■ EXERCISE PROMPT: Write out all of the data exactly as it appears.

■ RECORDS FOR PROCESSING:
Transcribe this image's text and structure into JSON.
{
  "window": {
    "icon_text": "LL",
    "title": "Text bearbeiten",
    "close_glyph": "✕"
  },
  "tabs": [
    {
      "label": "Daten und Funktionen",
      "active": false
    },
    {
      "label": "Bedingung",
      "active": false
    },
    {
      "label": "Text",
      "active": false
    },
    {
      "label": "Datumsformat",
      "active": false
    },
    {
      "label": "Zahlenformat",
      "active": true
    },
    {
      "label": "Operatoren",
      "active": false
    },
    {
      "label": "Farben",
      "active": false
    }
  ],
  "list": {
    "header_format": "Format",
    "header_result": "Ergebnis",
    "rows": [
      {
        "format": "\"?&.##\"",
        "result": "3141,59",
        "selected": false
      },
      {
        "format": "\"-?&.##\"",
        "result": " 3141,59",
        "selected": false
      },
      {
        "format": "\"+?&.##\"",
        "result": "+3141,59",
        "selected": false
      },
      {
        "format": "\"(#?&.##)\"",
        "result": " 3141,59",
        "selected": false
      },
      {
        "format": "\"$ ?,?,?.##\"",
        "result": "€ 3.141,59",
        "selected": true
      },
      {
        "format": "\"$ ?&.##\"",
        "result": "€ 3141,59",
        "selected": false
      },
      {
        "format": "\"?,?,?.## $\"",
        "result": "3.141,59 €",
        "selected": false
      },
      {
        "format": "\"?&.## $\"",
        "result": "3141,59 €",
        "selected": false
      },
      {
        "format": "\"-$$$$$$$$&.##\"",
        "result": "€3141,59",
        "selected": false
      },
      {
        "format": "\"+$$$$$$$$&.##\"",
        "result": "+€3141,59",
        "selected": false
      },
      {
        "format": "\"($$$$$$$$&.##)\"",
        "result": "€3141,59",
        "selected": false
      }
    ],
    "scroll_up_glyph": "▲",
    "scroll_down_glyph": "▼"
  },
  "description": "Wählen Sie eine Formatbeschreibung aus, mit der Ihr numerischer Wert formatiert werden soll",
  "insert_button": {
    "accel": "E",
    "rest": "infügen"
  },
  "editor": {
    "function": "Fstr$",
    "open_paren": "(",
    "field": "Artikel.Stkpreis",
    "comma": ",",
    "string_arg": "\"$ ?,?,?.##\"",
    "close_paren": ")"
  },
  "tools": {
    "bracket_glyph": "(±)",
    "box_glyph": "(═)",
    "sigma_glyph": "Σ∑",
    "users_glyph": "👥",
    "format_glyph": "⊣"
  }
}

■ OUTPUT FOR THIS EXERCISE:
Transcribe this image's text and structure into JSON.
{
  "window": {
    "icon_text": "LL",
    "title": "Text bearbeiten",
    "close_glyph": "✕"
  },
  "tabs": [
    {
      "label": "Daten und Funktionen",
      "active": false
    },
    {
      "label": "Bedingung",
      "active": false
    },
    {
      "label": "Text",
      "active": false
    },
    {
      "label": "Datumsformat",
      "active": false
    },
    {
      "label": "Zahlenformat",
      "active": true
    },
    {
      "label": "Operatoren",
      "active": false
    },
    {
      "label": "Farben",
      "active": false
    }
  ],
  "list": {
    "header_format": "Format",
    "header_result": "Ergebnis",
    "rows": [
      {
        "format": "\"?&.##\"",
        "result": "3141,59",
        "selected": false
      },
      {
        "format": "\"-?&.##\"",
        "result": " 3141,59",
        "selected": false
      },
      {
        "format": "\"+?&.##\"",
        "result": "+3141,59",
        "selected": false
      },
      {
        "format": "\"(#?&.##)\"",
        "result": " 3141,59",
        "selected": false
      },
      {
        "format": "\"$ ?,?,?.##\"",
        "result": "€ 3.141,59",
        "selected": true
      },
      {
        "format": "\"$ ?&.##\"",
        "result": "€ 3141,59",
        "selected": false
      },
      {
        "format": "\"?,?,?.## $\"",
        "result": "3.141,59 €",
        "selected": false
      },
      {
        "format": "\"?&.## $\"",
        "result": "3141,59 €",
        "selected": false
      },
      {
        "format": "\"-$$$$$$$$&.##\"",
        "result": "€3141,59",
        "selected": false
      },
      {
        "format": "\"+$$$$$$$$&.##\"",
        "result": "+€3141,59",
        "selected": false
      },
      {
        "format": "\"($$$$$$$$&.##)\"",
        "result": "€3141,59",
        "selected": false
      }
    ],
    "scroll_up_glyph": "▲",
    "scroll_down_glyph": "▼"
  },
  "description": "Wählen Sie eine Formatbeschreibung aus, mit der Ihr numerischer Wert formatiert werden soll",
  "insert_button": {
    "accel": "E",
    "rest": "infügen"
  },
  "editor": {
    "function": "Fstr$",
    "open_paren": "(",
    "field": "Artikel.Stkpreis",
    "comma": ",",
    "string_arg": "\"$ ?,?,?.##\"",
    "close_paren": ")"
  },
  "tools": {
    "bracket_glyph": "(±)",
    "box_glyph": "(═)",
    "sigma_glyph": "Σ∑",
    "users_glyph": "👥",
    "format_glyph": "⊣"
  }
}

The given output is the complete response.